» **ASSIGNMENT**:
Recreate the listing that follows line for line, without pictures.

» **PROVIDED DATA**:
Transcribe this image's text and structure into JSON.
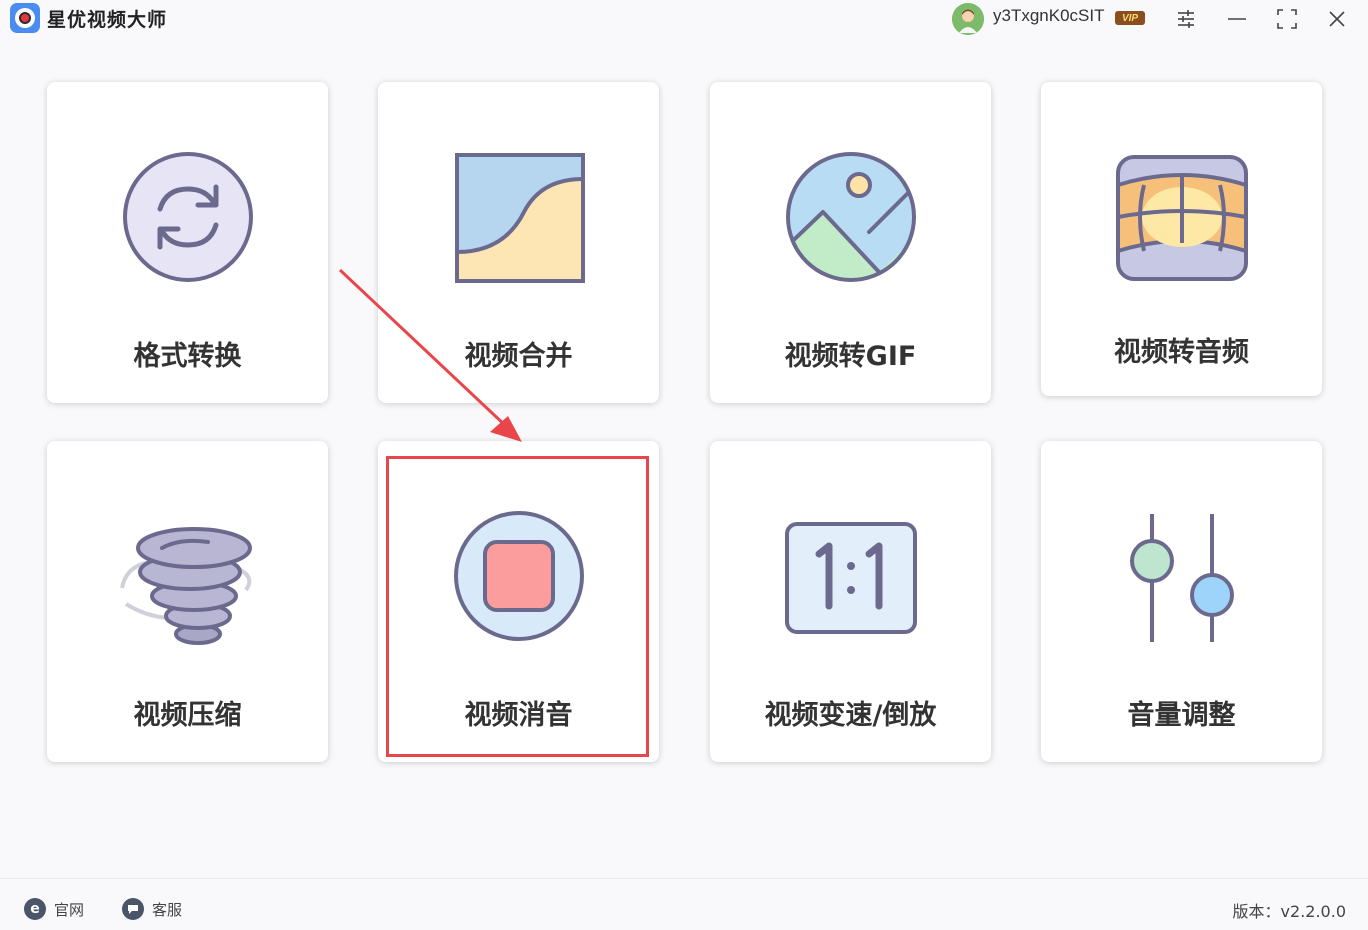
{
  "app": {
    "title": "星优视频大师"
  },
  "user": {
    "name": "y3TxgnK0cSIT",
    "badge": "VIP"
  },
  "window_controls": [
    "settings-icon",
    "minimize-icon",
    "maximize-icon",
    "close-icon"
  ],
  "tools": [
    {
      "label": "格式转换",
      "icon": "convert-icon"
    },
    {
      "label": "视频合并",
      "icon": "merge-icon"
    },
    {
      "label": "视频转GIF",
      "icon": "gif-icon"
    },
    {
      "label": "视频转音频",
      "icon": "audio-icon"
    },
    {
      "label": "视频压缩",
      "icon": "compress-icon"
    },
    {
      "label": "视频消音",
      "icon": "mute-icon"
    },
    {
      "label": "视频变速/倒放",
      "icon": "ratio-icon"
    },
    {
      "label": "音量调整",
      "icon": "volume-icon"
    }
  ],
  "footer": {
    "website_label": "官网",
    "support_label": "客服",
    "version": "版本：v2.2.0.0"
  },
  "colors": {
    "highlight": "#e8464a",
    "icon_stroke": "#6b6a8e"
  }
}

» **FINISHED EXERCISE**:
Transcribe this image's text and structure into JSON.
{
  "app": {
    "title": "星优视频大师"
  },
  "user": {
    "name": "y3TxgnK0cSIT",
    "badge": "VIP"
  },
  "window_controls": [
    "settings-icon",
    "minimize-icon",
    "maximize-icon",
    "close-icon"
  ],
  "tools": [
    {
      "label": "格式转换",
      "icon": "convert-icon"
    },
    {
      "label": "视频合并",
      "icon": "merge-icon"
    },
    {
      "label": "视频转GIF",
      "icon": "gif-icon"
    },
    {
      "label": "视频转音频",
      "icon": "audio-icon"
    },
    {
      "label": "视频压缩",
      "icon": "compress-icon"
    },
    {
      "label": "视频消音",
      "icon": "mute-icon"
    },
    {
      "label": "视频变速/倒放",
      "icon": "ratio-icon"
    },
    {
      "label": "音量调整",
      "icon": "volume-icon"
    }
  ],
  "footer": {
    "website_label": "官网",
    "support_label": "客服",
    "version": "版本：v2.2.0.0"
  },
  "colors": {
    "highlight": "#e8464a",
    "icon_stroke": "#6b6a8e"
  }
}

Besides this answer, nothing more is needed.